> **Action item**
Give back every line of the data below exactly.

> **Information given**
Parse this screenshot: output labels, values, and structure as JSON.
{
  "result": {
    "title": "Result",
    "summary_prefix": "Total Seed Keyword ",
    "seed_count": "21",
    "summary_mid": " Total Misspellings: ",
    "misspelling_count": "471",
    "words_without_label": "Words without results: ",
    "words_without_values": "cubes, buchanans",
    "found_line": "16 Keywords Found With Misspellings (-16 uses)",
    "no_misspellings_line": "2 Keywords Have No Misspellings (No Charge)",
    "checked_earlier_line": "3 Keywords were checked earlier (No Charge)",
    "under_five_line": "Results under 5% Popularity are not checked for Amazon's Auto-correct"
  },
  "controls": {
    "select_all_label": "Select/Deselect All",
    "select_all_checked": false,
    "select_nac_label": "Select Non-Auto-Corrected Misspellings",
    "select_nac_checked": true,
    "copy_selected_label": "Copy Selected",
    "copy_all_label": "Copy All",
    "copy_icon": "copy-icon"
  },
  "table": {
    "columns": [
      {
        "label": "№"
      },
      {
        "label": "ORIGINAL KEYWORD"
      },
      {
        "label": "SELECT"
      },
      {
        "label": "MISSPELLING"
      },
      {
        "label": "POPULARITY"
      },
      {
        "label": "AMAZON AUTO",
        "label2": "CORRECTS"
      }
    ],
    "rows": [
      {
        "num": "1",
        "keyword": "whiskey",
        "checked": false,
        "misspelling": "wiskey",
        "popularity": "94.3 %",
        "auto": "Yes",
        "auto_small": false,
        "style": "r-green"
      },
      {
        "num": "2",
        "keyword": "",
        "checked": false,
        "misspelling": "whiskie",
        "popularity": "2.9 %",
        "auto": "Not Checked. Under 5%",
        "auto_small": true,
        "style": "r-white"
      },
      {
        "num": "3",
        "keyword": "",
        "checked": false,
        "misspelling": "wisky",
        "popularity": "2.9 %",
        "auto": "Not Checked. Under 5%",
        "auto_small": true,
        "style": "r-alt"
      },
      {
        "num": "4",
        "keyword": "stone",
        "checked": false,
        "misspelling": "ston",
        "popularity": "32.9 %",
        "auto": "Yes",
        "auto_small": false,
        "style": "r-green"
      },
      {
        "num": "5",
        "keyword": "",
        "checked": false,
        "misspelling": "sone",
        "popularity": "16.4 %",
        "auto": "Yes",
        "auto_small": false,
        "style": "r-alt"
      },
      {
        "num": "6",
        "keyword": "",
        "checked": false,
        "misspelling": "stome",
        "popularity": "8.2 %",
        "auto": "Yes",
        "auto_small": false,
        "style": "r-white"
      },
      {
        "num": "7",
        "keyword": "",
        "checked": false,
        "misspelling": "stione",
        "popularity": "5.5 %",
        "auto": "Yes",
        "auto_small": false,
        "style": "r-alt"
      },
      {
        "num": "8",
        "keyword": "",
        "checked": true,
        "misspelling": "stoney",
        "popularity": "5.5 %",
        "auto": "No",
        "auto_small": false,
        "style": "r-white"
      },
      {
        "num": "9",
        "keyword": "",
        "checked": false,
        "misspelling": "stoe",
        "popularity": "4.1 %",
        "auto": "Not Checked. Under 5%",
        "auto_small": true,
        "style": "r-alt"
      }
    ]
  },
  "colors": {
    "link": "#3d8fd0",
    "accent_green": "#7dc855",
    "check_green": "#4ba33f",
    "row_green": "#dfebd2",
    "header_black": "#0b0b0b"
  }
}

> **Finished exercise**
Parse this screenshot: output labels, values, and structure as JSON.
{
  "result": {
    "title": "Result",
    "summary_prefix": "Total Seed Keyword ",
    "seed_count": "21",
    "summary_mid": " Total Misspellings: ",
    "misspelling_count": "471",
    "words_without_label": "Words without results: ",
    "words_without_values": "cubes, buchanans",
    "found_line": "16 Keywords Found With Misspellings (-16 uses)",
    "no_misspellings_line": "2 Keywords Have No Misspellings (No Charge)",
    "checked_earlier_line": "3 Keywords were checked earlier (No Charge)",
    "under_five_line": "Results under 5% Popularity are not checked for Amazon's Auto-correct"
  },
  "controls": {
    "select_all_label": "Select/Deselect All",
    "select_all_checked": false,
    "select_nac_label": "Select Non-Auto-Corrected Misspellings",
    "select_nac_checked": true,
    "copy_selected_label": "Copy Selected",
    "copy_all_label": "Copy All",
    "copy_icon": "copy-icon"
  },
  "table": {
    "columns": [
      {
        "label": "№"
      },
      {
        "label": "ORIGINAL KEYWORD"
      },
      {
        "label": "SELECT"
      },
      {
        "label": "MISSPELLING"
      },
      {
        "label": "POPULARITY"
      },
      {
        "label": "AMAZON AUTO",
        "label2": "CORRECTS"
      }
    ],
    "rows": [
      {
        "num": "1",
        "keyword": "whiskey",
        "checked": false,
        "misspelling": "wiskey",
        "popularity": "94.3 %",
        "auto": "Yes",
        "auto_small": false,
        "style": "r-green"
      },
      {
        "num": "2",
        "keyword": "",
        "checked": false,
        "misspelling": "whiskie",
        "popularity": "2.9 %",
        "auto": "Not Checked. Under 5%",
        "auto_small": true,
        "style": "r-white"
      },
      {
        "num": "3",
        "keyword": "",
        "checked": false,
        "misspelling": "wisky",
        "popularity": "2.9 %",
        "auto": "Not Checked. Under 5%",
        "auto_small": true,
        "style": "r-alt"
      },
      {
        "num": "4",
        "keyword": "stone",
        "checked": false,
        "misspelling": "ston",
        "popularity": "32.9 %",
        "auto": "Yes",
        "auto_small": false,
        "style": "r-green"
      },
      {
        "num": "5",
        "keyword": "",
        "checked": false,
        "misspelling": "sone",
        "popularity": "16.4 %",
        "auto": "Yes",
        "auto_small": false,
        "style": "r-alt"
      },
      {
        "num": "6",
        "keyword": "",
        "checked": false,
        "misspelling": "stome",
        "popularity": "8.2 %",
        "auto": "Yes",
        "auto_small": false,
        "style": "r-white"
      },
      {
        "num": "7",
        "keyword": "",
        "checked": false,
        "misspelling": "stione",
        "popularity": "5.5 %",
        "auto": "Yes",
        "auto_small": false,
        "style": "r-alt"
      },
      {
        "num": "8",
        "keyword": "",
        "checked": true,
        "misspelling": "stoney",
        "popularity": "5.5 %",
        "auto": "No",
        "auto_small": false,
        "style": "r-white"
      },
      {
        "num": "9",
        "keyword": "",
        "checked": false,
        "misspelling": "stoe",
        "popularity": "4.1 %",
        "auto": "Not Checked. Under 5%",
        "auto_small": true,
        "style": "r-alt"
      }
    ]
  },
  "colors": {
    "link": "#3d8fd0",
    "accent_green": "#7dc855",
    "check_green": "#4ba33f",
    "row_green": "#dfebd2",
    "header_black": "#0b0b0b"
  }
}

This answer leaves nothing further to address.